I’m not sure why sitting alongside a Minnesota lake makes us crave seafood. It’s not like anyone’s pulling out scallops or salmon or even walleye and serving it fresh. Still, the allure is there. And now, Lake Minnetonka finally has a restaurant that celebrates the water.
Vann is that celebration. The name literally means “water” in Norwegian. The seats largely face a wall of windows in Spring Park (near Mound) looking out onto Spring Park Bay. And the tightly focused menu features fish and fowl that live on the water.
Chef Erik Skaar grew up in Plymouth, worked in restaurants in Seattle, and then came home to raise his family. After stints at the Bachelor Farmer and Tilia, his team transformed a dumpy barbecue restaurant in an old lakeside strip mall into a bright, modern, Nordic respite.
His talent is evident from the first bites of delicately cured hamachi, served with the zip of ginger, the bite of chili oil, and the silky, creamy tastes of uni. Sea urchin can sometimes taste bitter, but not in Skaar’s able hands.

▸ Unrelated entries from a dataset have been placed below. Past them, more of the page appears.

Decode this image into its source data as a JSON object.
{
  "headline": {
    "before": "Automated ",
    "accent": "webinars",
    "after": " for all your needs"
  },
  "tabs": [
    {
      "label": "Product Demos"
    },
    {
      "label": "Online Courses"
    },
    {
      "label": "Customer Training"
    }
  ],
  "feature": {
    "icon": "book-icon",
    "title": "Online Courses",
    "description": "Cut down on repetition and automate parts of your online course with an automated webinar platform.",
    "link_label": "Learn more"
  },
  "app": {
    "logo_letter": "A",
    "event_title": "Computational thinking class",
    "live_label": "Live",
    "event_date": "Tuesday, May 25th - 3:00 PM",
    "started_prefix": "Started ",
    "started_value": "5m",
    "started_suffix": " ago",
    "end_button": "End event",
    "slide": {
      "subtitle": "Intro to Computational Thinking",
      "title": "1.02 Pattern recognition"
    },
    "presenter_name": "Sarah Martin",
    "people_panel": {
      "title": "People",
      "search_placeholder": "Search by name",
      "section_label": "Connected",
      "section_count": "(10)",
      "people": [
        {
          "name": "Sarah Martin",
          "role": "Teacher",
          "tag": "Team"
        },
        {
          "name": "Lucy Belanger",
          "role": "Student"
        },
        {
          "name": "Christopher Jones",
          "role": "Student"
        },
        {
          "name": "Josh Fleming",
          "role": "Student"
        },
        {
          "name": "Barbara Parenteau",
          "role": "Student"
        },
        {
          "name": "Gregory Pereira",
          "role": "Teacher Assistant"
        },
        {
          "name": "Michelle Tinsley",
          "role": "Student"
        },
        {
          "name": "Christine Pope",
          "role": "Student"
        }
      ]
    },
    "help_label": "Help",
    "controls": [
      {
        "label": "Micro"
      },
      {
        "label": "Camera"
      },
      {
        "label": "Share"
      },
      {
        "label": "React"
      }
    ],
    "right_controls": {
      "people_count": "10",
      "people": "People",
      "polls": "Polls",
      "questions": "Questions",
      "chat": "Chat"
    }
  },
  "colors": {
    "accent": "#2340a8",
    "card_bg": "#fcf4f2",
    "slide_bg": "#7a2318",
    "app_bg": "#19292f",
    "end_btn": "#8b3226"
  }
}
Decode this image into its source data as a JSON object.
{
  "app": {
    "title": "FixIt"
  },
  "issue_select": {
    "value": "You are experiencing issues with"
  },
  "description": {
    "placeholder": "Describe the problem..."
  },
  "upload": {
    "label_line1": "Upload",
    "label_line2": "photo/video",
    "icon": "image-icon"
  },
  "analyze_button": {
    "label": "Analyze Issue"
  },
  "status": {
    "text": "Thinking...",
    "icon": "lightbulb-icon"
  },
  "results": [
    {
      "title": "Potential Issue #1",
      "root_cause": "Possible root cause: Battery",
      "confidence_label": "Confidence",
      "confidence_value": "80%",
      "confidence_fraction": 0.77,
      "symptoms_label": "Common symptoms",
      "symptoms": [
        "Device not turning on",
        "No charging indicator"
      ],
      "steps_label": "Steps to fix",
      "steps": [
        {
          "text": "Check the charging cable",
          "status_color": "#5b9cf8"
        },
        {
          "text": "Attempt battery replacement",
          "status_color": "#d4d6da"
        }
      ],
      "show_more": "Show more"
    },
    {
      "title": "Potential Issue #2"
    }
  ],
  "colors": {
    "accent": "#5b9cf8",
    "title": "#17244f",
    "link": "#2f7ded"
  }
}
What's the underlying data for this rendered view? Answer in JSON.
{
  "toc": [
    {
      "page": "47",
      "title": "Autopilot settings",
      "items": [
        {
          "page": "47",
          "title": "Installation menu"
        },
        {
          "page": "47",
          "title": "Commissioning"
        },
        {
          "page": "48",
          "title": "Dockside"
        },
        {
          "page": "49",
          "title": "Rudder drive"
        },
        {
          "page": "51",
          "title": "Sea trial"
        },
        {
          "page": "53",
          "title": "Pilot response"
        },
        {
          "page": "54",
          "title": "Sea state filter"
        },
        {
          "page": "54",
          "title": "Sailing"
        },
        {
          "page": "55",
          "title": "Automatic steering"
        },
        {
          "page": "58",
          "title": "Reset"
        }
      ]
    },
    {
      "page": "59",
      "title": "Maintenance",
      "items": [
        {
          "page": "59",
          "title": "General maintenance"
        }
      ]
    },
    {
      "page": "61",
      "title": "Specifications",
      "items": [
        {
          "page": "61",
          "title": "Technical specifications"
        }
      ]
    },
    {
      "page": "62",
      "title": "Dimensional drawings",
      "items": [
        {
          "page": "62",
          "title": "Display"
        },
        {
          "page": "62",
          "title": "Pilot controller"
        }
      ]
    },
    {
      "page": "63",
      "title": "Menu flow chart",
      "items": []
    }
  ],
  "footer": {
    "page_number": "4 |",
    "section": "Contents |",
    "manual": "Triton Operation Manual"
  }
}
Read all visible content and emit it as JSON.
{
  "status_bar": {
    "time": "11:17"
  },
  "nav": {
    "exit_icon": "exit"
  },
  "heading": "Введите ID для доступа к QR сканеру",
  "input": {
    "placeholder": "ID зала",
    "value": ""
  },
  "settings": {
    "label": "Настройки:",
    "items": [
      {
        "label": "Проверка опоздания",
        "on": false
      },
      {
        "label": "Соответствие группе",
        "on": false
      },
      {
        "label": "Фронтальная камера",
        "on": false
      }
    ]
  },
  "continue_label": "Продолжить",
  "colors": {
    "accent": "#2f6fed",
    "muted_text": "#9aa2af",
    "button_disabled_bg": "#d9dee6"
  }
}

Octopus has become unremarkable in Minnesota restaurants, but Vann delivers something fresh and exciting. A tender, roasted Spanish octopus arrives atop shockingly green lemongrass puree with pickled radishes and shishito peppers to punctuate the flavors.
Scallops are perennial local favorites, and maybe that’s why I almost never order them. Skipping Vann’s scallop dish would be a big mistake. Two perfectly seared scallops, served with a scrumptious lobster cream sauce, seared zucchini, and these incredible bean flowers, which finish with the flavor of a bean, were just spectacular.
A duck leg and thigh, slowly cooked sous vide for up to eight hours, present as a tender, silky confit. Somehow a demi-glace sauce, heirloom beans, and fermented turnip worked in harmony to lighten what could have been a heavy dish.
And don’t sleep on the meaty, spectacular mushroom dish: thick slices of king trumpet mushrooms, served with blackened broccolini, leeks, and a rich hollandaise topped with a duck egg. It reminded me of a luxurious breakfast.
Each first course was beautifully plated with gorgeous edible flowers. My only complaint: under-seasoning. A delicate sprinkling of salt would have brightened them all.
Service at Vann is as refined as the food—including a spectacular wine list heavy on Champagnes (many under $100 a bottle), high-minerality white wines (many values in the $40 range), and 20 wines by the glass.
Not everyone will enjoy Vann. Only eight savory foods are available at a time—four small plates and four mains. And to get there from the north or west you pass excellent restaurants in Wayzata, or Excelsior’s quality scene if you’re coming from the south. I can tell you unequivocally it is worth the windy drive along the lake.
The small menu makes it easy for two couples to order everything and share. Everything we tried was tweaked and improved by the second visit. There’s something about sitting alongside the lake that makes you dream of possibilities: escaping on a boat, catching the giant fish, or estate life with a dock. I caught myself dreaming about the possibilities for Vann. With so much promise on the first menu, I can’t wait to see how the chef and restaurant continue to grow.
4016 Shoreline Dr., Spring Park
Reservations: Via web or phone
Hours: 5-10 p.m., Wednesday-Sunday
Instagram Star: The bright-pink Crémeux